Secretary of State John Kerry tried to cheer up family members of foreign service officers posted alone abroad with a tale from the Vietnam War.
The State Department hosted the officers’ families for holiday reception yesterday. Kerry noted that there’s been a 350 percent jump in the number of FSOs who have to serve in unaccompanied posts — leaving family behind for security reasons — since 9/11.
“And it obviously is a sad commentary on the challenges that we face in the world beyond our control, where countries are in turmoil, places are in transition,” Kerry said.
“…I want to emphasize that as we gather here for what is a celebration, a festive time, we do so mindful that in a lot of vital but troubled places like Iraq, Afghanistan, Tunisia, Yemen, South Sudan, Pakistan, where yesterday’s news was just horrendous, we have people who are working to carry the torch for America and for universal values that go with the presence of these committed public servants.”
Kerry stressed that he knows “personally” that “it is never easy when you are separated by thousands of miles and the office and the home are, in a sense, divided, and employee from family, and it’s complicated.”
“Obviously, this holiday season, a lot of you are yearning for the idea of being together with your loved ones, and we understand that. There are going to be empty seats at a dinner table, which is hard to deal with. There are fewer hands to decorate a tree or more packages that get lugged to the post office instead of being handed over personally. We understand every aspect of what it means to be here, part of this family, this particular family within the family,” he said.
Which led to his personal anecdote:
And I know sometimes there’s tension, anxious moments, even tears. Skype has a lot of benefits, but hugging ain’t one of them. So I’ll just share with you, 46 years ago — my staff tells me it was 46 years ago — it was 1968, that I remember — 1968, Christmas, I was in a river in Vietnam up in — near the Co Chien River, for anybody who knows what that means. And I was on a patrol boat. We were out there alone at night. The tracers were flying in the sky, the flares were dropping, sounds of eruptions of machine gun fire and other things here and there, and it was Christmas Eve. And there was supposed to be a truce, but the truce was broken. And I remember thinking how absurd that was, but it was life. And I took a peanut butter and jelly sandwich, went up and sat on the top of the roof of the boat, and just sat there. And frankly, I had visions of, really, sugar plums, chestnuts, New England in the snow.

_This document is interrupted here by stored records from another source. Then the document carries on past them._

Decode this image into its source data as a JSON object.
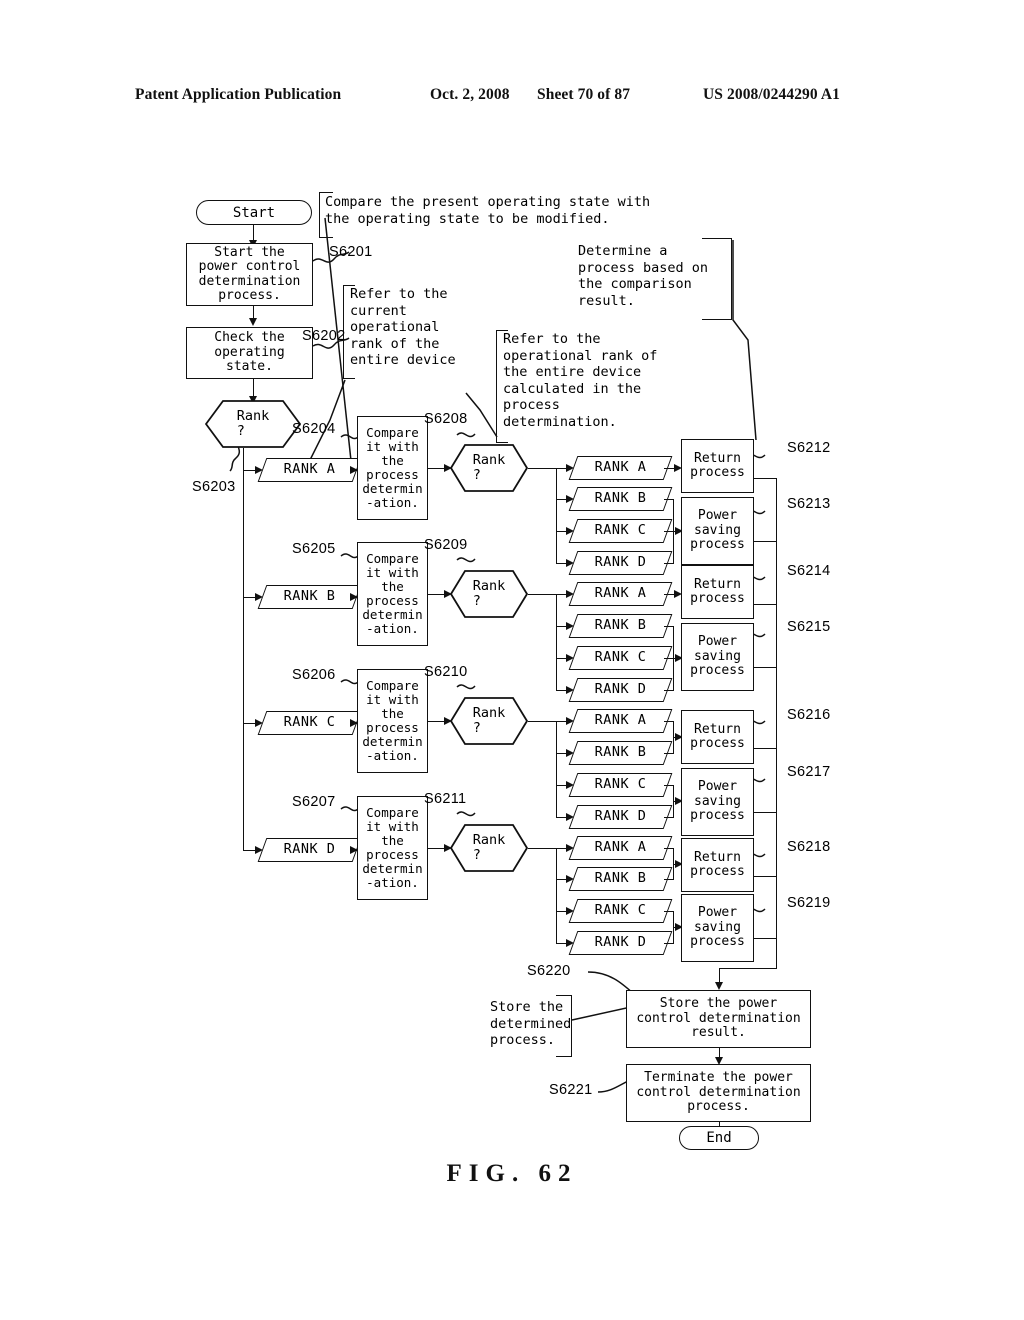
{
  "header": {
    "publication": "Patent Application Publication",
    "date": "Oct. 2, 2008",
    "sheet": "Sheet 70 of 87",
    "number": "US 2008/0244290 A1"
  },
  "figure": {
    "caption": "FIG. 62"
  },
  "flowchart": {
    "start_label": "Start",
    "end_label": "End",
    "process_start": "Start the\npower control\ndetermination\nprocess.",
    "process_check": "Check the\noperating\nstate.",
    "decision_rank": "Rank\n?",
    "compare_box": "Compare\nit with\nthe\nprocess\ndetermin\n-ation.",
    "rank_a": "RANK A",
    "rank_b": "RANK B",
    "rank_c": "RANK C",
    "rank_d": "RANK D",
    "return_process": "Return\nprocess",
    "power_saving_process": "Power\nsaving\nprocess",
    "store_result": "Store the power\ncontrol determination\nresult.",
    "terminate": "Terminate the power\ncontrol determination\nprocess."
  },
  "annotations": {
    "compare_states": "Compare the present operating state with\nthe operating state to be modified.",
    "refer_current": "Refer to the\ncurrent\noperational\nrank of the\nentire device",
    "determine_process": "Determine a\nprocess based on\nthe comparison\nresult.",
    "refer_operational": "Refer to the\noperational rank of\nthe entire device\ncalculated in the\nprocess\ndetermination.",
    "store_determined": "Store the\ndetermined\nprocess."
  },
  "steps": {
    "s6201": "S6201",
    "s6202": "S6202",
    "s6203": "S6203",
    "s6204": "S6204",
    "s6205": "S6205",
    "s6206": "S6206",
    "s6207": "S6207",
    "s6208": "S6208",
    "s6209": "S6209",
    "s6210": "S6210",
    "s6211": "S6211",
    "s6212": "S6212",
    "s6213": "S6213",
    "s6214": "S6214",
    "s6215": "S6215",
    "s6216": "S6216",
    "s6217": "S6217",
    "s6218": "S6218",
    "s6219": "S6219",
    "s6220": "S6220",
    "s6221": "S6221"
  }
}
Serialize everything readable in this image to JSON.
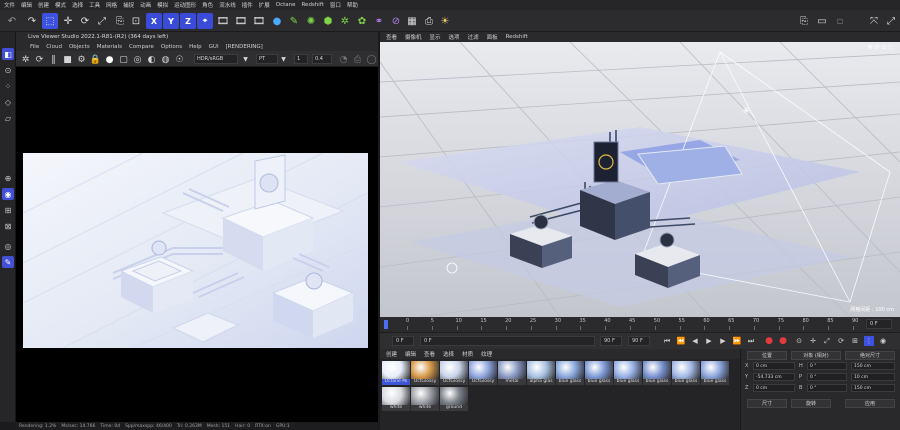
{
  "menubar": [
    "文件",
    "编辑",
    "创建",
    "模式",
    "选择",
    "工具",
    "网格",
    "捕捉",
    "动画",
    "模拟",
    "运动图形",
    "角色",
    "流水线",
    "插件",
    "扩展",
    "Octane",
    "Redshift",
    "窗口",
    "帮助"
  ],
  "toolbar": {
    "axis_labels": [
      "X",
      "Y",
      "Z"
    ],
    "right_icons": [
      "layout-icon",
      "save-icon",
      "maximize-icon",
      "expand-icon"
    ]
  },
  "live_viewer": {
    "title": "Live Viewer Studio 2022.1-R81-(R2) (364 days left)",
    "menu": [
      "File",
      "Cloud",
      "Objects",
      "Materials",
      "Compare",
      "Options",
      "Help",
      "GUI",
      "[RENDERING]"
    ],
    "color_space": "HDR/sRGB",
    "channel": "PT",
    "field_a": "1",
    "field_b": "0.4"
  },
  "status_bar": {
    "items": [
      "Rendering: 1.2%",
      "Ms/sec: 14.766",
      "Time: 0d",
      "Spp/maxspp: 46/400",
      "Tri: 0.263M",
      "Mesh: 151",
      "Hair: 0",
      "RTX:on",
      "GPU:1"
    ]
  },
  "viewport": {
    "menu": [
      "查看",
      "摄像机",
      "显示",
      "选项",
      "过滤",
      "面板",
      "Redshift"
    ],
    "corner_label": "网格间距 : 100 cm"
  },
  "timeline": {
    "ticks": [
      "0",
      "5",
      "10",
      "15",
      "20",
      "25",
      "30",
      "35",
      "40",
      "45",
      "50",
      "55",
      "60",
      "65",
      "70",
      "75",
      "80",
      "85",
      "90"
    ],
    "current_frame": "0 F"
  },
  "transport": {
    "start": "0 F",
    "current": "0 F",
    "end_a": "90 F",
    "end_b": "90 F"
  },
  "material_manager": {
    "menu": [
      "创建",
      "编辑",
      "查看",
      "选择",
      "材质",
      "纹理"
    ],
    "materials": [
      {
        "label": "Octane Mi",
        "color": "#e8eef8",
        "selected": true
      },
      {
        "label": "OctGlossy",
        "color": "#d79a4a"
      },
      {
        "label": "OctGlossy",
        "color": "#c9d4ea"
      },
      {
        "label": "OctGlossy",
        "color": "#8fa6df"
      },
      {
        "label": "metal",
        "color": "#8a9bc4"
      },
      {
        "label": "alpha glas",
        "color": "#a9c2e2"
      },
      {
        "label": "blue glass",
        "color": "#8aa8dd"
      },
      {
        "label": "blue glass",
        "color": "#7f9bd6"
      },
      {
        "label": "blue glass",
        "color": "#96b0e4"
      },
      {
        "label": "blue glass",
        "color": "#7a93cf"
      },
      {
        "label": "blue glass",
        "color": "#a2b8e6"
      },
      {
        "label": "blue glass",
        "color": "#8ca5dc"
      },
      {
        "label": "white",
        "color": "#d9dbe0"
      },
      {
        "label": "white",
        "color": "#9c9fa6"
      },
      {
        "label": "ground",
        "color": "#7c8189"
      }
    ]
  },
  "coordinates": {
    "headers": [
      "位置",
      "尺寸",
      "旋转"
    ],
    "rows": [
      {
        "axis": "X",
        "pos": "0 cm",
        "rot_label": "H",
        "rot": "0 °",
        "size": "150 cm"
      },
      {
        "axis": "Y",
        "pos": "-54.733 cm",
        "rot_label": "P",
        "rot": "0 °",
        "size": "10 cm"
      },
      {
        "axis": "Z",
        "pos": "0 cm",
        "rot_label": "B",
        "rot": "0 °",
        "size": "150 cm"
      }
    ],
    "mode_select": "对象 (相对)",
    "size_select": "绝对尺寸",
    "apply_label": "应用"
  },
  "colors": {
    "accent": "#3d52e0",
    "record": "#e23b3b",
    "viewport_floor": "#c7c9d2"
  }
}
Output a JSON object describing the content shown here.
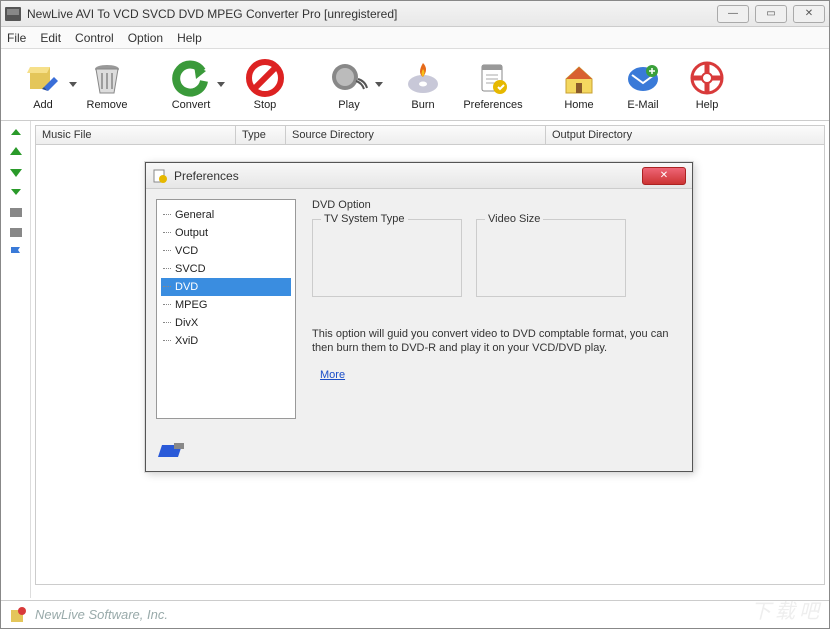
{
  "window": {
    "title": "NewLive AVI To VCD SVCD DVD MPEG Converter Pro  [unregistered]"
  },
  "menu": {
    "file": "File",
    "edit": "Edit",
    "control": "Control",
    "option": "Option",
    "help": "Help"
  },
  "toolbar": {
    "add": "Add",
    "remove": "Remove",
    "convert": "Convert",
    "stop": "Stop",
    "play": "Play",
    "burn": "Burn",
    "preferences": "Preferences",
    "home": "Home",
    "email": "E-Mail",
    "help": "Help"
  },
  "columns": {
    "music_file": "Music File",
    "type": "Type",
    "source_dir": "Source Directory",
    "output_dir": "Output Directory"
  },
  "status": {
    "company": "NewLive Software, Inc."
  },
  "dialog": {
    "title": "Preferences",
    "tree": {
      "general": "General",
      "output": "Output",
      "vcd": "VCD",
      "svcd": "SVCD",
      "dvd": "DVD",
      "mpeg": "MPEG",
      "divx": "DivX",
      "xvid": "XviD"
    },
    "pane": {
      "heading": "DVD Option",
      "group_tv": "TV System Type",
      "group_size": "Video Size",
      "desc": "This option will guid you convert video to DVD comptable format, you can then burn them to DVD-R and play it on your VCD/DVD play.",
      "more": "More"
    }
  }
}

But what I learned was that the family of people around you make up for a lot. And I also learned that nothing ever makes up for the meaning of the quality of that service, of being able to be there for your country and make a difference.